● TASK OBJECTIVE: Your reply should be a faithful copy of the records below, free of pictures.

● DATA EXCERPTS:
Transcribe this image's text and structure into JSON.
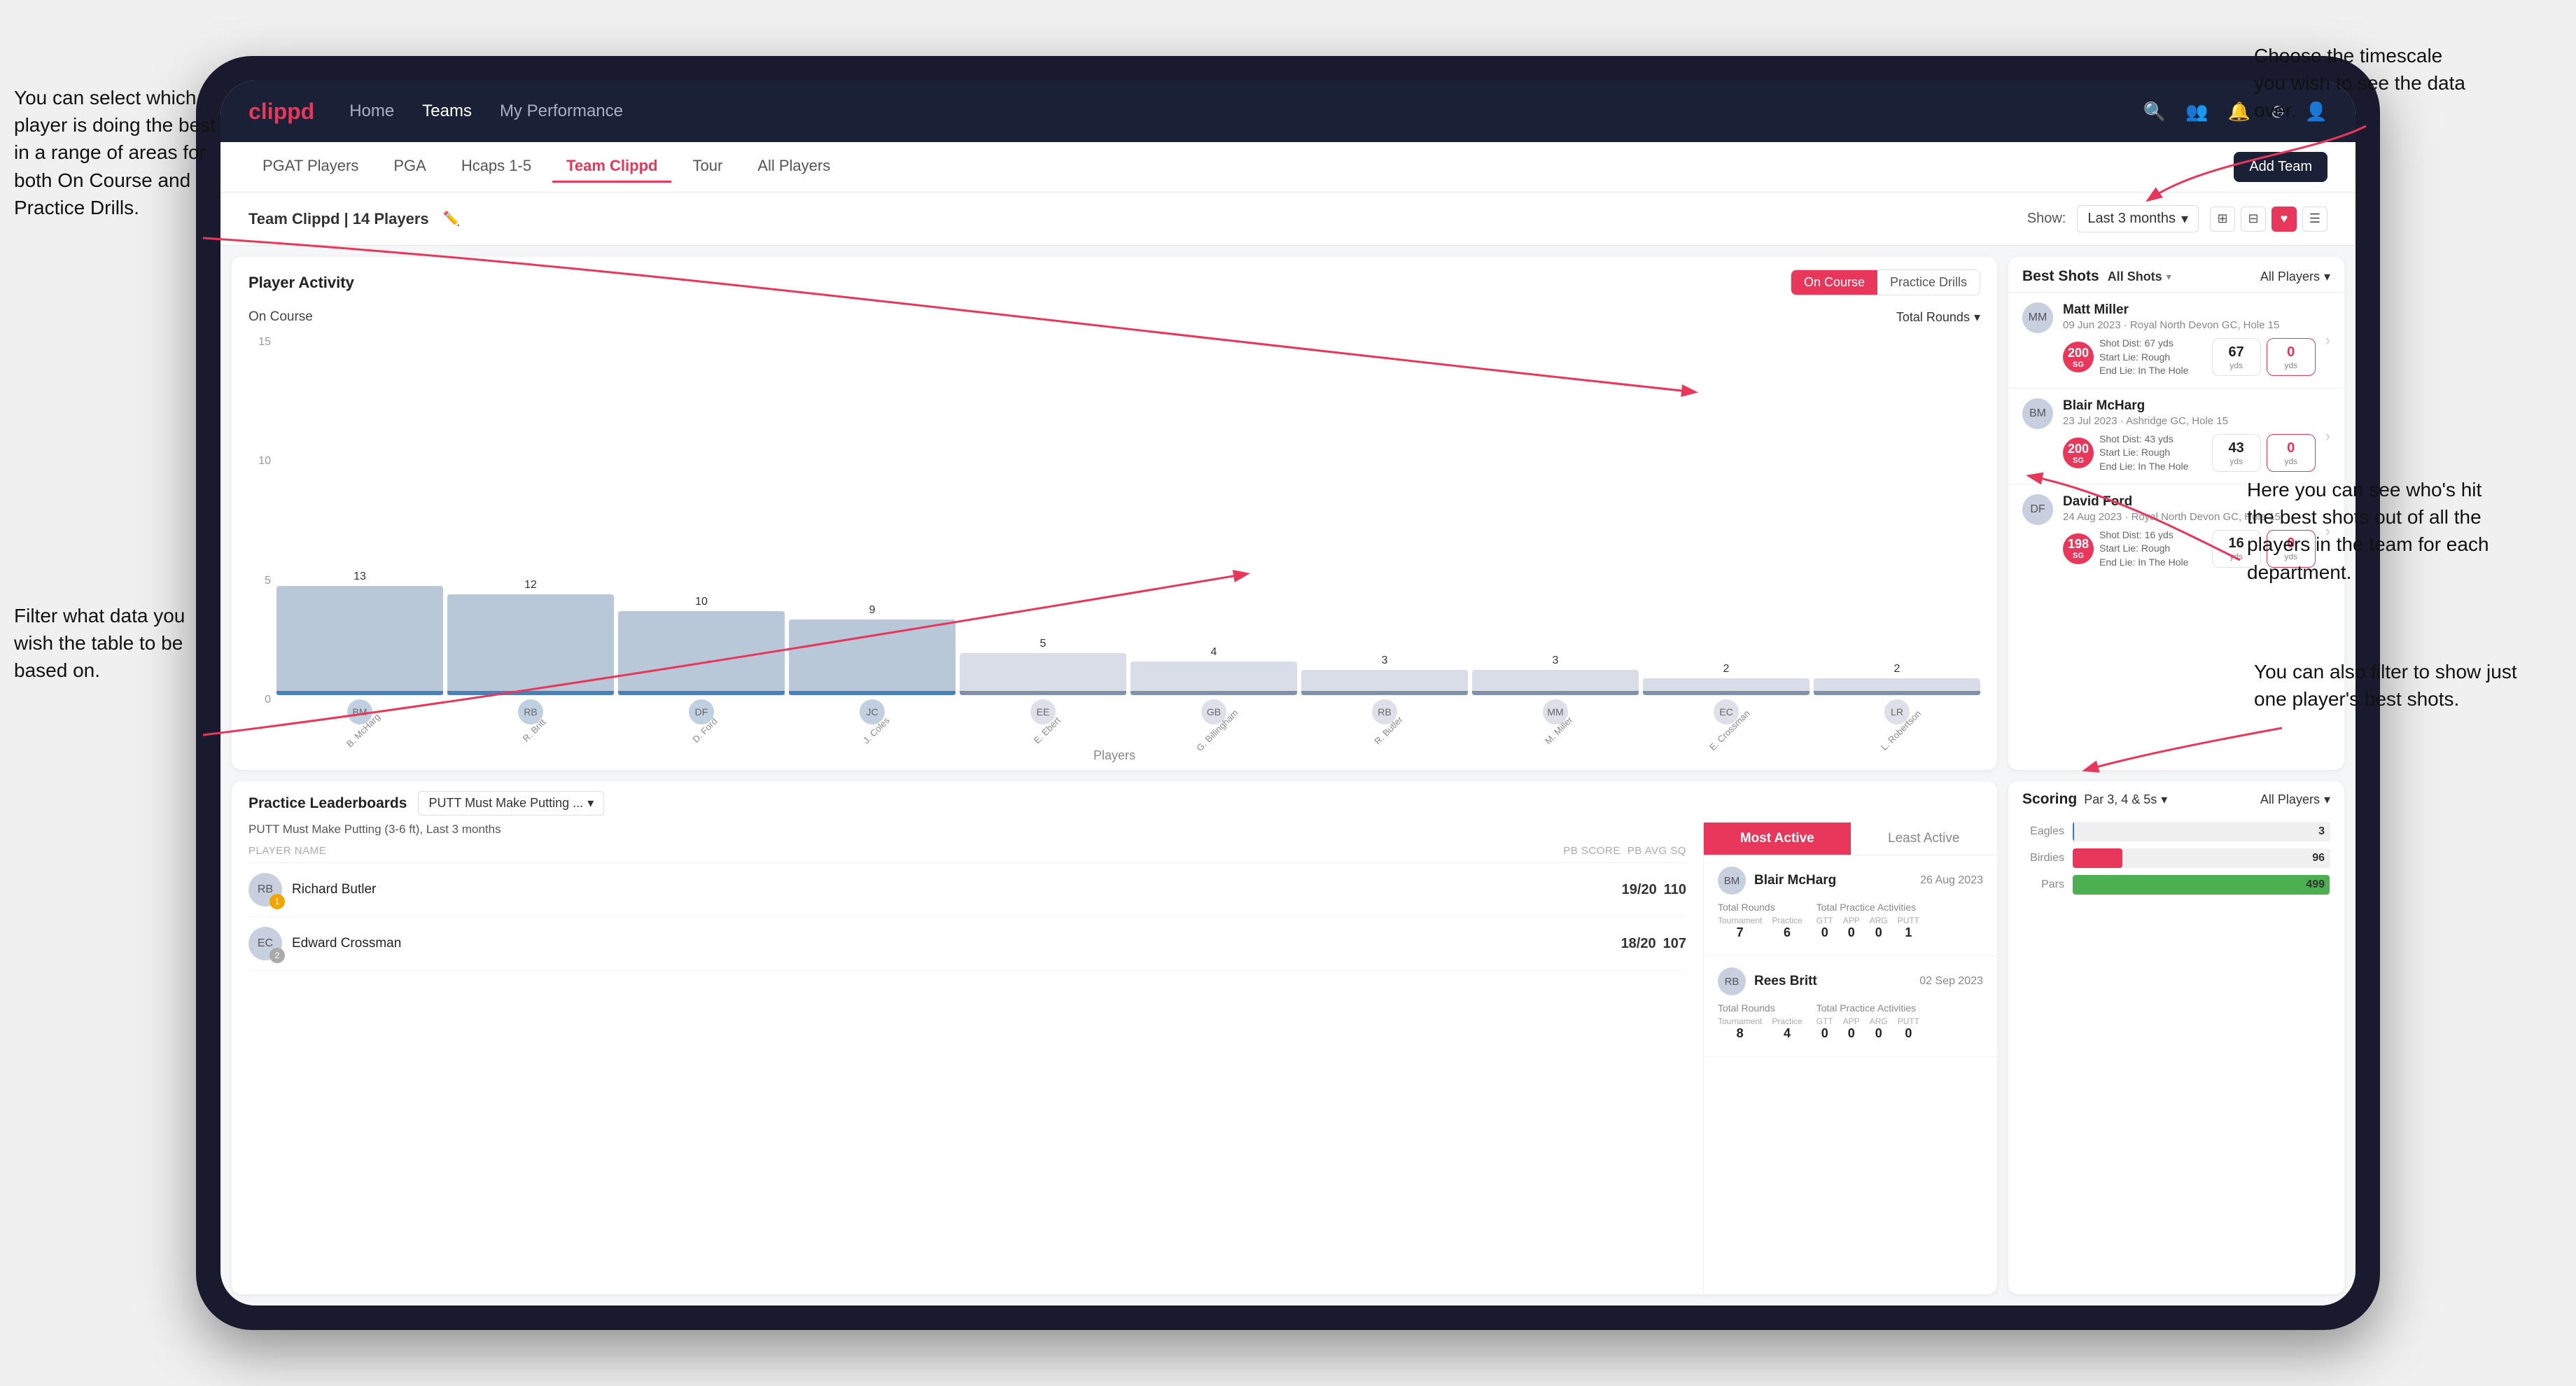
{
  "annotations": {
    "top_right": "Choose the timescale you\nwish to see the data over.",
    "top_left": "You can select which player is doing the best in a range of areas for both On Course and Practice Drills.",
    "middle_left": "Filter what data you wish the table to be based on.",
    "right_middle": "Here you can see who's hit the best shots out of all the players in the team for each department.",
    "right_bottom": "You can also filter to show just one player's best shots."
  },
  "nav": {
    "logo": "clippd",
    "links": [
      "Home",
      "Teams",
      "My Performance"
    ],
    "icons": [
      "search",
      "users",
      "bell",
      "add-circle",
      "user-circle"
    ]
  },
  "sub_nav": {
    "tabs": [
      "PGAT Players",
      "PGA",
      "Hcaps 1-5",
      "Team Clippd",
      "Tour",
      "All Players"
    ],
    "active_tab": "Team Clippd",
    "add_button": "Add Team"
  },
  "team_header": {
    "title": "Team Clippd | 14 Players",
    "show_label": "Show:",
    "show_value": "Last 3 months",
    "view_modes": [
      "grid-2",
      "grid-4",
      "heart",
      "list"
    ]
  },
  "player_activity": {
    "title": "Player Activity",
    "section_label": "On Course",
    "filter_label": "Total Rounds",
    "x_axis_label": "Players",
    "toggle_options": [
      "On Course",
      "Practice Drills"
    ],
    "active_toggle": "On Course",
    "bars": [
      {
        "name": "B. McHarg",
        "value": 13,
        "initials": "BM"
      },
      {
        "name": "R. Britt",
        "value": 12,
        "initials": "RB"
      },
      {
        "name": "D. Ford",
        "value": 10,
        "initials": "DF"
      },
      {
        "name": "J. Coles",
        "value": 9,
        "initials": "JC"
      },
      {
        "name": "E. Ebert",
        "value": 5,
        "initials": "EE"
      },
      {
        "name": "G. Billingham",
        "value": 4,
        "initials": "GB"
      },
      {
        "name": "R. Butler",
        "value": 3,
        "initials": "RB"
      },
      {
        "name": "M. Miller",
        "value": 3,
        "initials": "MM"
      },
      {
        "name": "E. Crossman",
        "value": 2,
        "initials": "EC"
      },
      {
        "name": "L. Robertson",
        "value": 2,
        "initials": "LR"
      }
    ],
    "y_axis": [
      "15",
      "10",
      "5",
      "0"
    ]
  },
  "best_shots": {
    "title": "Best Shots",
    "filter_tabs": [
      "All Shots",
      "Players"
    ],
    "active_tab": "All Shots",
    "players_filter": "All Players",
    "shots": [
      {
        "player": "Matt Miller",
        "meta": "09 Jun 2023 · Royal North Devon GC, Hole 15",
        "badge_num": "200",
        "badge_sub": "SG",
        "shot_desc": "Shot Dist: 67 yds\nStart Lie: Rough\nEnd Lie: In The Hole",
        "stat1_val": "67",
        "stat1_label": "yds",
        "stat2_val": "0",
        "stat2_label": "yds",
        "initials": "MM"
      },
      {
        "player": "Blair McHarg",
        "meta": "23 Jul 2023 · Ashridge GC, Hole 15",
        "badge_num": "200",
        "badge_sub": "SG",
        "shot_desc": "Shot Dist: 43 yds\nStart Lie: Rough\nEnd Lie: In The Hole",
        "stat1_val": "43",
        "stat1_label": "yds",
        "stat2_val": "0",
        "stat2_label": "yds",
        "initials": "BM"
      },
      {
        "player": "David Ford",
        "meta": "24 Aug 2023 · Royal North Devon GC, Hole 15",
        "badge_num": "198",
        "badge_sub": "SG",
        "shot_desc": "Shot Dist: 16 yds\nStart Lie: Rough\nEnd Lie: In The Hole",
        "stat1_val": "16",
        "stat1_label": "yds",
        "stat2_val": "0",
        "stat2_label": "yds",
        "initials": "DF"
      }
    ]
  },
  "practice_leaderboards": {
    "title": "Practice Leaderboards",
    "filter_label": "PUTT Must Make Putting ...",
    "subtitle": "PUTT Must Make Putting (3-6 ft), Last 3 months",
    "columns": [
      "PLAYER NAME",
      "PB SCORE",
      "PB AVG SQ"
    ],
    "players": [
      {
        "name": "Richard Butler",
        "initials": "RB",
        "pb_score": "19/20",
        "pb_avg": "110",
        "rank": 1
      },
      {
        "name": "Edward Crossman",
        "initials": "EC",
        "pb_score": "18/20",
        "pb_avg": "107",
        "rank": 2
      }
    ]
  },
  "activity": {
    "tabs": [
      "Most Active",
      "Least Active"
    ],
    "active_tab": "Most Active",
    "players": [
      {
        "name": "Blair McHarg",
        "date": "26 Aug 2023",
        "initials": "BM",
        "total_rounds_label": "Total Rounds",
        "tournament": "7",
        "practice": "6",
        "total_practice_label": "Total Practice Activities",
        "gtt": "0",
        "app": "0",
        "arg": "0",
        "putt": "1"
      },
      {
        "name": "Rees Britt",
        "date": "02 Sep 2023",
        "initials": "RB",
        "total_rounds_label": "Total Rounds",
        "tournament": "8",
        "practice": "4",
        "total_practice_label": "Total Practice Activities",
        "gtt": "0",
        "app": "0",
        "arg": "0",
        "putt": "0"
      }
    ]
  },
  "scoring": {
    "title": "Scoring",
    "filter_label": "Par 3, 4 & 5s",
    "players_filter": "All Players",
    "categories": [
      {
        "label": "Eagles",
        "value": 3,
        "max": 500,
        "color": "#2a7ae2"
      },
      {
        "label": "Birdies",
        "value": 96,
        "max": 500,
        "color": "#e8375a"
      },
      {
        "label": "Pars",
        "value": 499,
        "max": 500,
        "color": "#4caf50"
      }
    ]
  }
}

● REPLY TO THE TASK:
Transcribe this image's text and structure into JSON.
{
  "annotations": {
    "top_right": "Choose the timescale you\nwish to see the data over.",
    "top_left": "You can select which player is doing the best in a range of areas for both On Course and Practice Drills.",
    "middle_left": "Filter what data you wish the table to be based on.",
    "right_middle": "Here you can see who's hit the best shots out of all the players in the team for each department.",
    "right_bottom": "You can also filter to show just one player's best shots."
  },
  "nav": {
    "logo": "clippd",
    "links": [
      "Home",
      "Teams",
      "My Performance"
    ],
    "icons": [
      "search",
      "users",
      "bell",
      "add-circle",
      "user-circle"
    ]
  },
  "sub_nav": {
    "tabs": [
      "PGAT Players",
      "PGA",
      "Hcaps 1-5",
      "Team Clippd",
      "Tour",
      "All Players"
    ],
    "active_tab": "Team Clippd",
    "add_button": "Add Team"
  },
  "team_header": {
    "title": "Team Clippd | 14 Players",
    "show_label": "Show:",
    "show_value": "Last 3 months",
    "view_modes": [
      "grid-2",
      "grid-4",
      "heart",
      "list"
    ]
  },
  "player_activity": {
    "title": "Player Activity",
    "section_label": "On Course",
    "filter_label": "Total Rounds",
    "x_axis_label": "Players",
    "toggle_options": [
      "On Course",
      "Practice Drills"
    ],
    "active_toggle": "On Course",
    "bars": [
      {
        "name": "B. McHarg",
        "value": 13,
        "initials": "BM"
      },
      {
        "name": "R. Britt",
        "value": 12,
        "initials": "RB"
      },
      {
        "name": "D. Ford",
        "value": 10,
        "initials": "DF"
      },
      {
        "name": "J. Coles",
        "value": 9,
        "initials": "JC"
      },
      {
        "name": "E. Ebert",
        "value": 5,
        "initials": "EE"
      },
      {
        "name": "G. Billingham",
        "value": 4,
        "initials": "GB"
      },
      {
        "name": "R. Butler",
        "value": 3,
        "initials": "RB"
      },
      {
        "name": "M. Miller",
        "value": 3,
        "initials": "MM"
      },
      {
        "name": "E. Crossman",
        "value": 2,
        "initials": "EC"
      },
      {
        "name": "L. Robertson",
        "value": 2,
        "initials": "LR"
      }
    ],
    "y_axis": [
      "15",
      "10",
      "5",
      "0"
    ]
  },
  "best_shots": {
    "title": "Best Shots",
    "filter_tabs": [
      "All Shots",
      "Players"
    ],
    "active_tab": "All Shots",
    "players_filter": "All Players",
    "shots": [
      {
        "player": "Matt Miller",
        "meta": "09 Jun 2023 · Royal North Devon GC, Hole 15",
        "badge_num": "200",
        "badge_sub": "SG",
        "shot_desc": "Shot Dist: 67 yds\nStart Lie: Rough\nEnd Lie: In The Hole",
        "stat1_val": "67",
        "stat1_label": "yds",
        "stat2_val": "0",
        "stat2_label": "yds",
        "initials": "MM"
      },
      {
        "player": "Blair McHarg",
        "meta": "23 Jul 2023 · Ashridge GC, Hole 15",
        "badge_num": "200",
        "badge_sub": "SG",
        "shot_desc": "Shot Dist: 43 yds\nStart Lie: Rough\nEnd Lie: In The Hole",
        "stat1_val": "43",
        "stat1_label": "yds",
        "stat2_val": "0",
        "stat2_label": "yds",
        "initials": "BM"
      },
      {
        "player": "David Ford",
        "meta": "24 Aug 2023 · Royal North Devon GC, Hole 15",
        "badge_num": "198",
        "badge_sub": "SG",
        "shot_desc": "Shot Dist: 16 yds\nStart Lie: Rough\nEnd Lie: In The Hole",
        "stat1_val": "16",
        "stat1_label": "yds",
        "stat2_val": "0",
        "stat2_label": "yds",
        "initials": "DF"
      }
    ]
  },
  "practice_leaderboards": {
    "title": "Practice Leaderboards",
    "filter_label": "PUTT Must Make Putting ...",
    "subtitle": "PUTT Must Make Putting (3-6 ft), Last 3 months",
    "columns": [
      "PLAYER NAME",
      "PB SCORE",
      "PB AVG SQ"
    ],
    "players": [
      {
        "name": "Richard Butler",
        "initials": "RB",
        "pb_score": "19/20",
        "pb_avg": "110",
        "rank": 1
      },
      {
        "name": "Edward Crossman",
        "initials": "EC",
        "pb_score": "18/20",
        "pb_avg": "107",
        "rank": 2
      }
    ]
  },
  "activity": {
    "tabs": [
      "Most Active",
      "Least Active"
    ],
    "active_tab": "Most Active",
    "players": [
      {
        "name": "Blair McHarg",
        "date": "26 Aug 2023",
        "initials": "BM",
        "total_rounds_label": "Total Rounds",
        "tournament": "7",
        "practice": "6",
        "total_practice_label": "Total Practice Activities",
        "gtt": "0",
        "app": "0",
        "arg": "0",
        "putt": "1"
      },
      {
        "name": "Rees Britt",
        "date": "02 Sep 2023",
        "initials": "RB",
        "total_rounds_label": "Total Rounds",
        "tournament": "8",
        "practice": "4",
        "total_practice_label": "Total Practice Activities",
        "gtt": "0",
        "app": "0",
        "arg": "0",
        "putt": "0"
      }
    ]
  },
  "scoring": {
    "title": "Scoring",
    "filter_label": "Par 3, 4 & 5s",
    "players_filter": "All Players",
    "categories": [
      {
        "label": "Eagles",
        "value": 3,
        "max": 500,
        "color": "#2a7ae2"
      },
      {
        "label": "Birdies",
        "value": 96,
        "max": 500,
        "color": "#e8375a"
      },
      {
        "label": "Pars",
        "value": 499,
        "max": 500,
        "color": "#4caf50"
      }
    ]
  }
}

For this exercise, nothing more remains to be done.